In general, the softened palette and contrast evokes a faded memory,
but the primary forms have a bold function.
`Evolution´ employs a primordial form, spiraling up out of the water like a mythic sea creature. I also see the faintly grainy quality and washed out magenta tonality as harkening back to old photographic documentary film, though I´m unsure of the media/process actually employed here. I find the vertical orientation is also unexpected for the surreal landscape, as the weighty spiral form doesn´t appear able to sustain its upward thrust for long, as it curls into itself.
The piece entitled `Liz´ is an enticing picture as well; some more direct photographic reference to lizards is evident, but there is also a diffused manipulation of the image that muffles direct or overt pictorial representation. The resulting image calls to mind pictographic symbolism from a host of ethnic traditions and artistic eras. In this way, `Liz´ reminds me of a mellowed Florence Putterman painting. So the piece seems less about the natural subject depicted, and more about the state of flux, or evanescent movement.
(Written on May 11, 2013 by resident curator Kristen T Woodward,

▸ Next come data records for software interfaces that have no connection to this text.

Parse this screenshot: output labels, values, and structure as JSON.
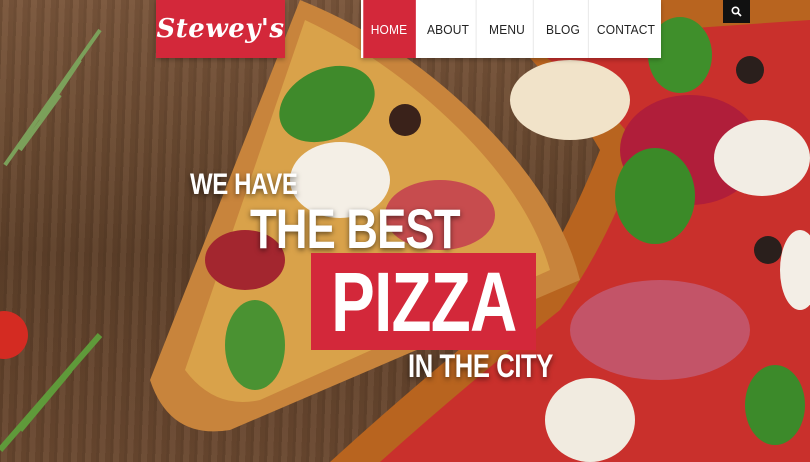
{
  "brand": {
    "logo_text": "Stewey's",
    "accent_color": "#d3283a"
  },
  "nav": {
    "items": [
      {
        "label": "HOME",
        "active": true
      },
      {
        "label": "ABOUT",
        "active": false
      },
      {
        "label": "MENU",
        "active": false
      },
      {
        "label": "BLOG",
        "active": false
      },
      {
        "label": "CONTACT",
        "active": false
      }
    ],
    "search_icon": "search-icon"
  },
  "hero": {
    "line1": "WE HAVE",
    "line2": "THE BEST",
    "line3": "PIZZA",
    "line4": "IN THE CITY",
    "background": "pizza-on-wooden-table-photo"
  }
}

Professor of Art at Albright College in Reading PA, USA).
Eva Fidjeland´s Art Captures the Human Experience